here we have an array [1, 2, 3, 4, 5, 6], and filter function iterates over each element and passes each element to positive functions which returns the number if it is even, else skips it.

trace:

1 => Filter(1) => positive(1) => skips 1,
2 => Filter(2) => positive(2) => returns 2,
3 => Filter(3) => positive(3) => skips 3,
...
6 => Filter(6) => positive(6) => returns 6

hence the result [2, 4, 6]

| improve this answer | |
0

considering 3 scenarios

1] without using any operator

function add(x, y) {
  return x + y;
}

add(1, 2, 3, 4, 5) // returns 3  (function will takes first 2 arg only)

2] with rest operator

function add(...args) {
  let result = 0;

  for (let arg of args) result += arg;

  return result
}

add(1) // returns 1
add(1,2) // returns 3
add(1, 2, 3, 4, 5) // returns 15

- we can gather any number of arguments into an array

3] with spread operator

const arr = ["Joy", "Wangari", "Warugu"];
const newArr = ["joykare", ...arr];

The value of newArr will be [ 'joykare', 'Joy', 'Wangari', 'Warugu' ]

another one

function add(a, b, c) {
  return a + b + c ;
}
const args = [1, 2, 3];

add(...args);

-We have been using arrays to demonstrate the spread operator, 
but any iterable also works.
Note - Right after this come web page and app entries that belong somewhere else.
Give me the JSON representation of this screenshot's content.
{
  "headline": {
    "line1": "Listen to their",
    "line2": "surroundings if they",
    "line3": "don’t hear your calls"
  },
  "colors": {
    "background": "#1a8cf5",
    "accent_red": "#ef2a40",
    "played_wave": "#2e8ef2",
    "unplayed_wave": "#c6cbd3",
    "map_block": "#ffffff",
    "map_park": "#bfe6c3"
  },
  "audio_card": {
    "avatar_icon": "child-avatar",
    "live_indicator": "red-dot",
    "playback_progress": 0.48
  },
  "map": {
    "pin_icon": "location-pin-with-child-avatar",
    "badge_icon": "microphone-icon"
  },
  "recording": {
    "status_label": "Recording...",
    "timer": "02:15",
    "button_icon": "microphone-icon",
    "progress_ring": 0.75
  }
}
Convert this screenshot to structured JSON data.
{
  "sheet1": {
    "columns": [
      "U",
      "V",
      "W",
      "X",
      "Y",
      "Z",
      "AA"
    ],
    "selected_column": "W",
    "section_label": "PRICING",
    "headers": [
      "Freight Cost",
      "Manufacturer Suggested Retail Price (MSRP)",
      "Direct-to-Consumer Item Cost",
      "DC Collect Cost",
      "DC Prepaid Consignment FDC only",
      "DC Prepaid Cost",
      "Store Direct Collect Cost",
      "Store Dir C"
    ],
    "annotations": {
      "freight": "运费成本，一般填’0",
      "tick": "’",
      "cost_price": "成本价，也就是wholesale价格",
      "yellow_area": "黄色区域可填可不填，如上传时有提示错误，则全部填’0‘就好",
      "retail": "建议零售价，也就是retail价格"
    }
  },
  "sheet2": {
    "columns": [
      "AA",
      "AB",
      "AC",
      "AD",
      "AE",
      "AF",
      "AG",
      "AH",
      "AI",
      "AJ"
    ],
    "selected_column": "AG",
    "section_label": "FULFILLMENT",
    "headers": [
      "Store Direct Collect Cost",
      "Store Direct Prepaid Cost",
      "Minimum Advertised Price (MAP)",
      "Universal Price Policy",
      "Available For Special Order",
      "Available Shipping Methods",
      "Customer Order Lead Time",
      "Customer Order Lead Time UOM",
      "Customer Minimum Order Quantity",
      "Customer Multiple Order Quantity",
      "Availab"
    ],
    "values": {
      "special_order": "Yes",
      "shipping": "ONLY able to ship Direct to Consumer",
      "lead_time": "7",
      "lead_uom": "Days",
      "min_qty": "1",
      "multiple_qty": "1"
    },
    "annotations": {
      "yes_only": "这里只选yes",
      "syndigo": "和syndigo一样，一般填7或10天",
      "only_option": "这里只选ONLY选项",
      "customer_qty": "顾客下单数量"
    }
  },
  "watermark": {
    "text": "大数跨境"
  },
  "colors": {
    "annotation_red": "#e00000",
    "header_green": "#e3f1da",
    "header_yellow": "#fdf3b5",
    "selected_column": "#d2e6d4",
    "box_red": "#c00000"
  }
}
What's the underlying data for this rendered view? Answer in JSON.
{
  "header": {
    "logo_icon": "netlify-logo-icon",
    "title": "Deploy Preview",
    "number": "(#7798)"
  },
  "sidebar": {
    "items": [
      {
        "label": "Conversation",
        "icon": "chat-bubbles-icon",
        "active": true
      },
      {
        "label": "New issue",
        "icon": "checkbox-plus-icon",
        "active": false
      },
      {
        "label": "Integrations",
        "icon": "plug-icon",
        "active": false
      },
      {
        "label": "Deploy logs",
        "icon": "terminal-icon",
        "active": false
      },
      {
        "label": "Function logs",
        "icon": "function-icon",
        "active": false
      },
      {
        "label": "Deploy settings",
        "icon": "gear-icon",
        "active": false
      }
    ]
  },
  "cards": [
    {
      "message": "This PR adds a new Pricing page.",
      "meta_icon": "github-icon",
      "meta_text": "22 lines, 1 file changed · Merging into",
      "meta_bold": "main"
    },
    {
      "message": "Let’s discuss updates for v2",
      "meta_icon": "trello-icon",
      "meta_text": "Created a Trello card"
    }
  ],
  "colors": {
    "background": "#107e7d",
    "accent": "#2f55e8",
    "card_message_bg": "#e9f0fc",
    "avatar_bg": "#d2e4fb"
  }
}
So, if we had a 
string const str = 'joykare', [...str] translates to [ 'j', 'o', 'y', 'k', 'a', 'r', 'e' ]
| improve this answer | |
0

From: Ved Antani, Stoyan Stefanov Book “Object-Oriented JavaScript - Third Edition.” :

Rest parameters

ES6 introduces rest parameters. Rest parameters allow us to send an arbitrary number of parameters to a function in the form of an array. Rest parameter can only be the last one in the list of parameters, and there can only be one rest parameter. Putting a rest operator(...) before the last formal parameter indicates that parameter is a rest parameter. The following example shows adding a rest operator before the last formal parameter:

function sayThings(tone, ...quotes){ 
  console.log(Array.isArray(quotes)); //true 
  console.log(`In ${tone} voice, I say ${quotes}`) 
} 
sayThings("Morgan Freeman","Something serious"," 
 Imploding Universe"," Amen"); 
//In Morgan Freeman voice, I say Something serious,
 Imploding Universe,Amen 

The first parameter passed to the function is received in tone, while the rest of the parameters are received as an array. Variable arguments (var-args) have been part of several other languages and a welcome edition to ES6. Rest parameters can replace the slightly controversial arguments variable. The major difference between rest parameters and the arguments variable is that the rest parameters are real arrays. All array methods are available to rest parameters.

Spread operators

A spread operator looks exactly like a rest operator but performs the exact opposite function. Spread operators are used while providing arguments while calling a function or defining an array. The spread operator takes an array and splits its element into individual variables. The following example illustrates how the spread operator provides a much clearer syntax while calling functions that take an array as an argument:

function sumAll(a,b,c){ 
  return a+b+c 
} 
var numbers = [6,7,8] 
//ES5 way of passing array as an argument of a function 
console.log(sumAll.apply(null,numbers)); //21 
//ES6 Spread operator 
console.log(sumAll(...numbers))//21 
| improve this answer | |

Your Answer

By clicking “Post Your Answer”, you agree to our terms of service, privacy policy and cookie policy

Not the answer you're looking for? Browse other questions tagged or ask your own question.